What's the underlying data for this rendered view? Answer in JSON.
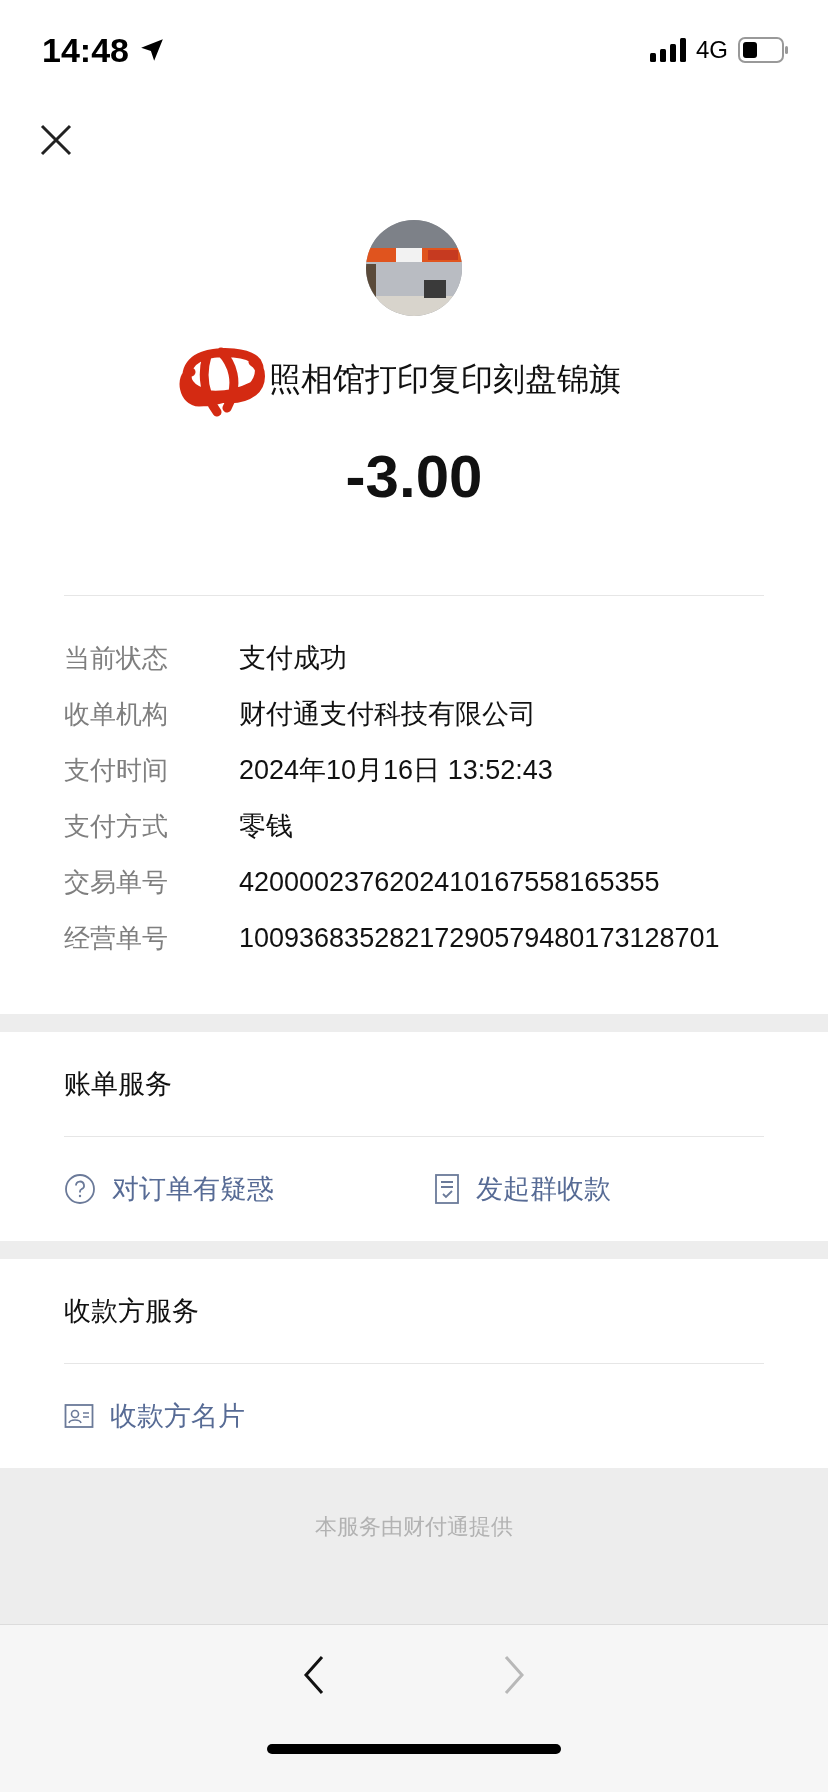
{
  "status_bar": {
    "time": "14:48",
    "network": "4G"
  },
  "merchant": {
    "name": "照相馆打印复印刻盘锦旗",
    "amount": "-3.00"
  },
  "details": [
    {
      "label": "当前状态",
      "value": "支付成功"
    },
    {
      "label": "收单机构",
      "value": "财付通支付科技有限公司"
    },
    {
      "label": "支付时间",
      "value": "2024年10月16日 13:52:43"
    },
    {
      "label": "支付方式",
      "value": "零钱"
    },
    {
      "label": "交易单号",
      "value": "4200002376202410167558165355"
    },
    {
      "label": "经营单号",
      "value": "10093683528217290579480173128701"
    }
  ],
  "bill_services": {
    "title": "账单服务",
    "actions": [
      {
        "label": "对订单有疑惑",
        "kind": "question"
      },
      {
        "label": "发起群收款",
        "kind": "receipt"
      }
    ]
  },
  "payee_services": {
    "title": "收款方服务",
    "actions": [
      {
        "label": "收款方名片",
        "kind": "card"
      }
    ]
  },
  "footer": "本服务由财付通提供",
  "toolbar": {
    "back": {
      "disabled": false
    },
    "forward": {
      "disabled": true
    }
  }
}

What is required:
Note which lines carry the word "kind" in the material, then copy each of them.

Answer box:
        "kind": "question"
        "kind": "receipt"
        "kind": "card"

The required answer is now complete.